“Fiddler’s Journey to the Big Screen” returns with tenderness and with a fresh look at “Fiddler on the Roof”
It’s a mouthful – but perhaps not undeserved. “Fiddler’s Journey” aims to tell a story that delves into more than creative and technical details. Although it is also about these details. Director Daniel Raim was nominated for an Oscar for his 2000 documentary short, “The Man on Lincoln’s Nose,” which featured “Fiddler on the Roof” set designer Robert Boyle (also known for his distinctive work on films such as “North by Nord-Ouest”, “Les Oiseaux” and “Marnie”).

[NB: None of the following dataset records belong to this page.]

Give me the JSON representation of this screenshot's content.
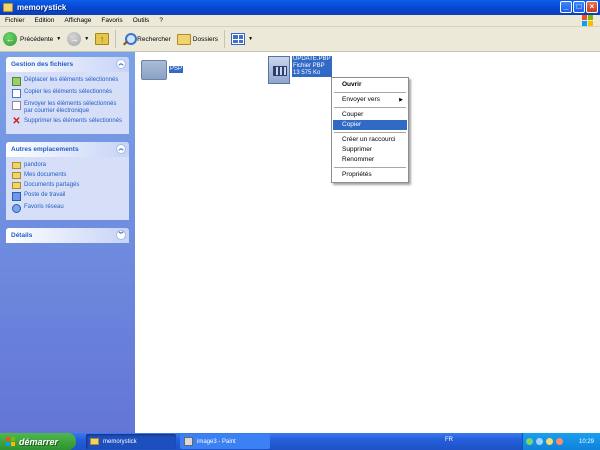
{
  "window": {
    "title": "memorystick"
  },
  "menubar": {
    "items": [
      "Fichier",
      "Edition",
      "Affichage",
      "Favoris",
      "Outils",
      "?"
    ]
  },
  "toolbar": {
    "back_label": "Précédente",
    "search_label": "Rechercher",
    "folders_label": "Dossiers"
  },
  "sidebar": {
    "file_tasks": {
      "title": "Gestion des fichiers",
      "items": [
        "Déplacer les éléments sélectionnés",
        "Copier les éléments sélectionnés",
        "Envoyer les éléments sélectionnés par courrier électronique",
        "Supprimer les éléments sélectionnés"
      ]
    },
    "other_places": {
      "title": "Autres emplacements",
      "items": [
        "pandora",
        "Mes documents",
        "Documents partagés",
        "Poste de travail",
        "Favoris réseau"
      ]
    },
    "details": {
      "title": "Détails"
    }
  },
  "files": [
    {
      "name": "PSP"
    },
    {
      "name": "UPDATE.PBP",
      "type": "Fichier PBP",
      "size": "13 575 Ko"
    }
  ],
  "context_menu": {
    "items": [
      "Ouvrir",
      "Envoyer vers",
      "Couper",
      "Copier",
      "Créer un raccourci",
      "Supprimer",
      "Renommer",
      "Propriétés"
    ]
  },
  "taskbar": {
    "start_label": "démarrer",
    "tasks": [
      "memorystick",
      "image3 - Paint"
    ],
    "language": "FR",
    "clock": "10:29"
  }
}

And “Fiddler’s Journey” includes some savory bits, so typical: how the film was shot through nylons stretched over the lens, for example, to create its earth-toned palette; how the look of its shtetl setting, in the fictional village of Anatevka, based on the stories of writer Sholem Aleichem, was inspired by Roman Vishniac’s acclaimed photos of pre-World War II Jewish life in Eastern Europe ; and how the film’s version of Tsarist Russia was completely recreated in the town of Lekenik, in the former Yugoslavia, under Communist President Tito.
Oh, and how the now 95-year-old Jewison — who appears in the film in archival and more recent interviews — isn’t even Jewish.
It’s not that the director of one of the most iconic Jewish films of the 20th century should have been Jewish (or portrayed himself as such). But many people, including some associated with the 1971 film, assumed he was. With a name like his, Jewison jokes, “even I thought I was Jewish.”
There’s a bigger point that “Fiddler’s Journey” is trying to make. On one level, it explores how “Fiddler” fits into Jewison’s career, characterized by a commitment to social justice that took off with his Oscar-winning 1967 film “In the Heat of the Night.” But the heart of the documentary’s message has to do with the film’s universality. ‘Fiddler’s Journey’ won the Audience Award for Documentary at this year’s Atlanta Jewish Film Festival, but its appeal – like the 1971 film’s appeal – extends beyond a niche or a a preconceived demography.
The themes of Fiddler on the Roof are simple: family, tradition and its opposite, change. Also: how life can sometimes feel as precarious as a musician trying to strum a tune on the violin without breaking his neck. These are notions that, as this little winning cinematic reminiscence clearly shows, are common to all of us.
Not rated. At the AFI Silver Theater and the Cinema Arts Theater. Contains nothing objectionable. 88 minutes.